This week’s collection includes articles from many facets of the industrial world: general manufacturing, food traceability, solar power, enterprise systems, and operational excellence. While all topics prove interesting for this audience, the prize for most original may have to be given to SolarCity. Personal opinion, however, I enjoyed reading the company’s approach to climate change and affordable solar panels.
With the latest food fraud news circling these last few weeks, I felt that this article from Manufacturing & Logistics IT was fitting. The latest version of the Accellos warehouse management system (WMS) simplifies traceability for food processors and manufacturers. This batch and serial number process allows for all items to be easily identified back to the source. BalloonOne integrates with existing ERP systems and order management systems such as SAP Business One. Improving food traceability.
SolarCity and Honda Partner to Provide Solar Power to Honda and Acura Customers and Dealerships, for Less than the Cost of Utility-Supplied Power
On Wednesday SolarCity and Honda announced a partnership that is aimed at addressing climate change by reducing CO2 emissions. The companies have established an investment fund of $62 billion to assist Honda and Acura customers with the installation costs of solar power. SolarCity’s company model is also a worthy read. A different kind of partnership.
As a response to stricter regulations and higher public expectations, many organizations have developed and implemented audit management systems. Our most recent article discusses the main elements of these systems and how they have matured to fit within the modern enterprise IT architecture. What is audit management?

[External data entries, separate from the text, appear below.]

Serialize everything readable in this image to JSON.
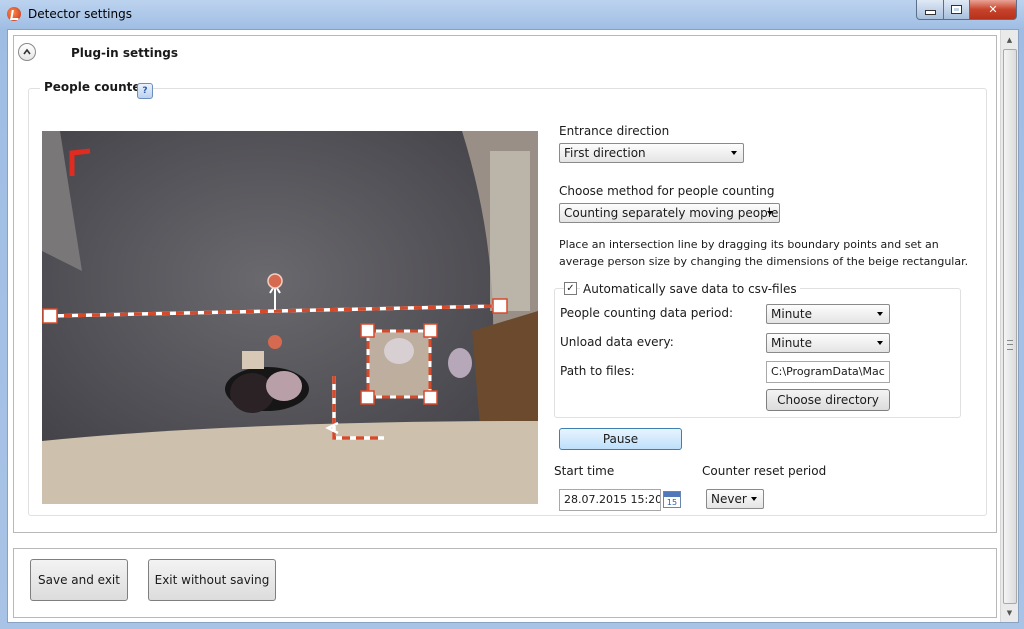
{
  "window": {
    "title": "Detector settings"
  },
  "plugin": {
    "title": "Plug-in settings"
  },
  "group": {
    "title": "People counter",
    "help": "?"
  },
  "entrance": {
    "label": "Entrance direction",
    "value": "First direction"
  },
  "method": {
    "label": "Choose method for people counting",
    "value": "Counting separately moving people"
  },
  "instructions": {
    "line1": "Place an intersection line by dragging its boundary points and set an",
    "line2": "average person size by changing the dimensions of the beige rectangular."
  },
  "autosave": {
    "label": "Automatically save data to csv-files",
    "checked": true
  },
  "period": {
    "label": "People counting data period:",
    "value": "Minute"
  },
  "unload": {
    "label": "Unload data every:",
    "value": "Minute"
  },
  "path": {
    "label": "Path to files:",
    "value": "C:\\ProgramData\\Mac",
    "button": "Choose directory"
  },
  "pause_button": "Pause",
  "start_time": {
    "label": "Start time",
    "value": "28.07.2015 15:20",
    "calendar_day": "15"
  },
  "reset_period": {
    "label": "Counter reset period",
    "value": "Never"
  },
  "footer": {
    "save": "Save and exit",
    "exit": "Exit without saving"
  },
  "colors": {
    "accent": "#d64a2c",
    "pause_button": "#bedffb",
    "titlebar": "#a9c3e6"
  }
}
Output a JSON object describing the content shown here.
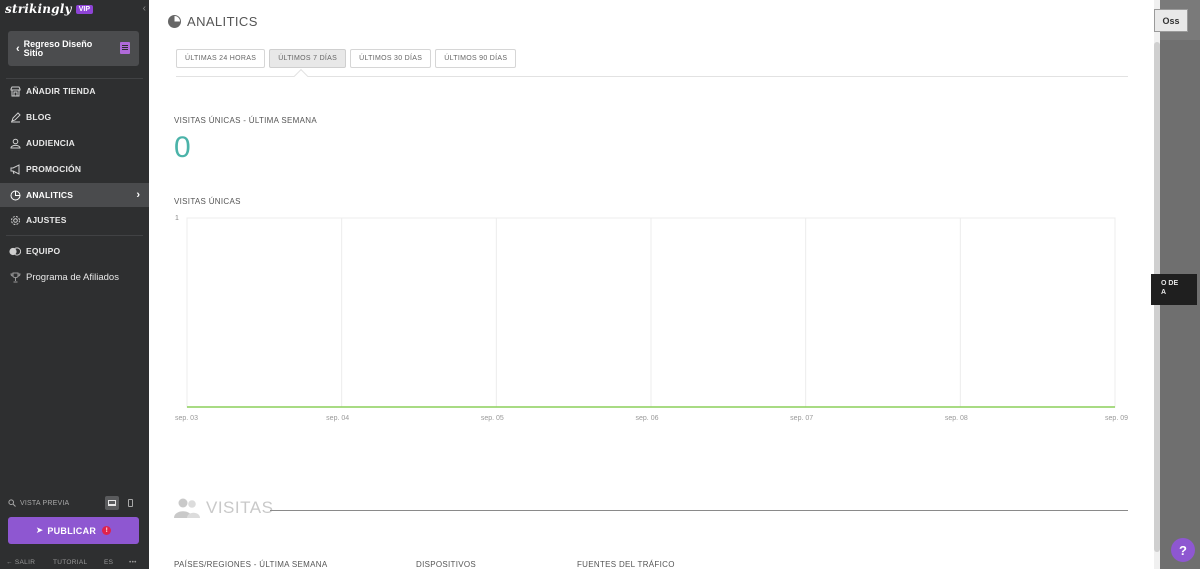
{
  "sidebar": {
    "logo": "strikingly",
    "vip_badge": "VIP",
    "back_button": "Regreso Diseño Sitio",
    "items": [
      {
        "label": "AÑADIR TIENDA",
        "icon": "store-icon"
      },
      {
        "label": "BLOG",
        "icon": "pen-icon"
      },
      {
        "label": "AUDIENCIA",
        "icon": "audience-icon"
      },
      {
        "label": "PROMOCIÓN",
        "icon": "megaphone-icon"
      },
      {
        "label": "ANALITICS",
        "icon": "pie-chart-icon",
        "active": true
      },
      {
        "label": "AJUSTES",
        "icon": "gear-icon"
      },
      {
        "label": "EQUIPO",
        "icon": "team-icon"
      },
      {
        "label": "Programa de Afiliados",
        "icon": "trophy-icon"
      }
    ],
    "preview_label": "VISTA PREVIA",
    "publish_label": "PUBLICAR",
    "publish_badge": "!",
    "footer": {
      "salir": "← SALIR",
      "tutorial": "TUTORIAL",
      "lang": "ES",
      "more": "•••"
    }
  },
  "main": {
    "title": "ANALITICS",
    "tabs": [
      {
        "label": "ÚLTIMAS 24 HORAS"
      },
      {
        "label": "ÚLTIMOS 7 DÍAS",
        "active": true
      },
      {
        "label": "ÚLTIMOS 30 DÍAS"
      },
      {
        "label": "ÚLTIMOS 90 DÍAS"
      }
    ],
    "unique_visits_label": "VISITAS ÚNICAS - ÚLTIMA SEMANA",
    "unique_visits_value": "0",
    "chart_heading": "VISITAS ÚNICAS",
    "visitas_section": "VISITAS",
    "columns": [
      "PAÍSES/REGIONES - ÚLTIMA SEMANA",
      "DISPOSITIVOS",
      "FUENTES DEL TRÁFICO"
    ]
  },
  "chart_data": {
    "type": "line",
    "title": "VISITAS ÚNICAS",
    "categories": [
      "sep. 03",
      "sep. 04",
      "sep. 05",
      "sep. 06",
      "sep. 07",
      "sep. 08",
      "sep. 09"
    ],
    "series": [
      {
        "values": [
          0,
          0,
          0,
          0,
          0,
          0,
          0
        ]
      }
    ],
    "ylim": [
      0,
      1
    ],
    "y_ticks": [
      "1"
    ],
    "grid": true,
    "line_color": "#8ccf5a"
  },
  "background": {
    "oss_button": "Oss",
    "dark_box_lines": [
      "O DE",
      "A"
    ],
    "help_button": "?"
  },
  "colors": {
    "sidebar_bg": "#2e2f30",
    "accent_purple": "#8e57d1",
    "teal_number": "#4bb3a9"
  }
}
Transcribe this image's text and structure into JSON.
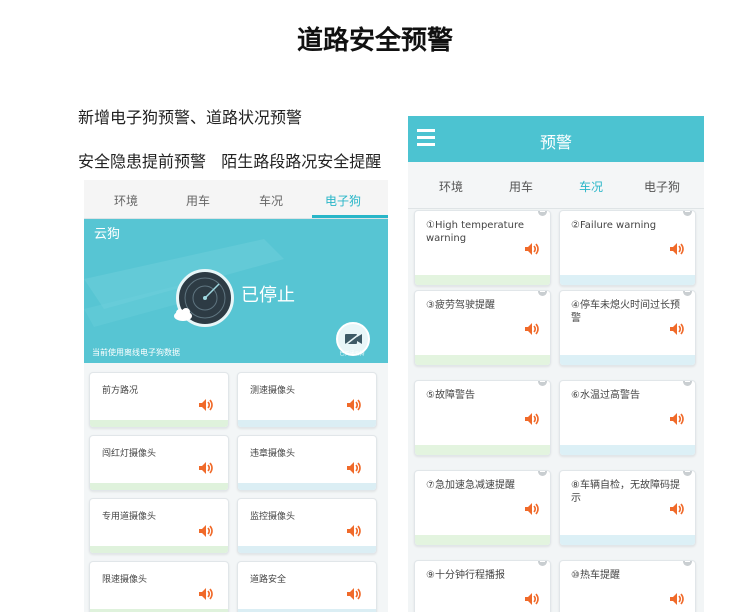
{
  "page": {
    "title": "道路安全预警",
    "intro_line1": "新增电子狗预警、道路状况预警",
    "intro_line2": "安全隐患提前预警   陌生路段路况安全提醒"
  },
  "left_screen": {
    "tabs": [
      "环境",
      "用车",
      "车况",
      "电子狗"
    ],
    "active_tab": "电子狗",
    "panel": {
      "title": "云狗",
      "status": "已停止",
      "note": "当前使用离线电子狗数据",
      "button_label": "已关闭云狗"
    },
    "cards": [
      {
        "label": "前方路况",
        "bar_color": "#dff2dc"
      },
      {
        "label": "测速摄像头",
        "bar_color": "#dbeef4"
      },
      {
        "label": "闯红灯摄像头",
        "bar_color": "#dff2dc"
      },
      {
        "label": "违章摄像头",
        "bar_color": "#dbeef4"
      },
      {
        "label": "专用道摄像头",
        "bar_color": "#dff2dc"
      },
      {
        "label": "监控摄像头",
        "bar_color": "#dbeef4"
      },
      {
        "label": "限速摄像头",
        "bar_color": "#dff2dc"
      },
      {
        "label": "道路安全",
        "bar_color": "#dbeef4"
      }
    ]
  },
  "right_screen": {
    "title": "预警",
    "menu_icon": "hamburger-menu-icon",
    "tabs": [
      "环境",
      "用车",
      "车况",
      "电子狗"
    ],
    "active_tab": "车况",
    "cards": [
      {
        "label": "①High temperature warning",
        "bar_color": "#e3f4df"
      },
      {
        "label": "②Failure warning",
        "bar_color": "#dcf0f6"
      },
      {
        "label": "③疲劳驾驶提醒",
        "bar_color": "#e3f4df"
      },
      {
        "label": "④停车未熄火时间过长预警",
        "bar_color": "#dcf0f6"
      },
      {
        "label": "⑤故障警告",
        "bar_color": "#e3f4df"
      },
      {
        "label": "⑥水温过高警告",
        "bar_color": "#dcf0f6"
      },
      {
        "label": "⑦急加速急减速提醒",
        "bar_color": "#e3f4df"
      },
      {
        "label": "⑧车辆自检，无故障码提示",
        "bar_color": "#dcf0f6"
      },
      {
        "label": "⑨十分钟行程播报",
        "bar_color": "#e3f4df"
      },
      {
        "label": "⑩热车提醒",
        "bar_color": "#dcf0f6"
      }
    ]
  },
  "colors": {
    "accent": "#4cc3d1",
    "speaker": "#f06a2a"
  }
}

It is no surprise that manufacturing companies cannot ignore the restoring movement. However, before jumping on the “Made in America” band wagon, companies must complete a comprehensive cost-analysis not only for overall benefits, but for every aspect of production. This Industry Week article states that as the primary indicators may be labor wages, oil and gas prices, product quality, etc. it is also very important to evaluate post-move factors such as regulations. Analyze all aspects before the decision.
A topic that we cover quite frequently at LNS: operational excellence. I was interested in reading a definition on this subject from another point of view. John Fishell of Apriso provides his list of criteria for evaluating how efficiently an organization may be operating. Collaborative enterprise, process governance, innovative culture, and global scale are all phrases that have been regularly discussed, but this time in John’s words.
You might also be intersted in: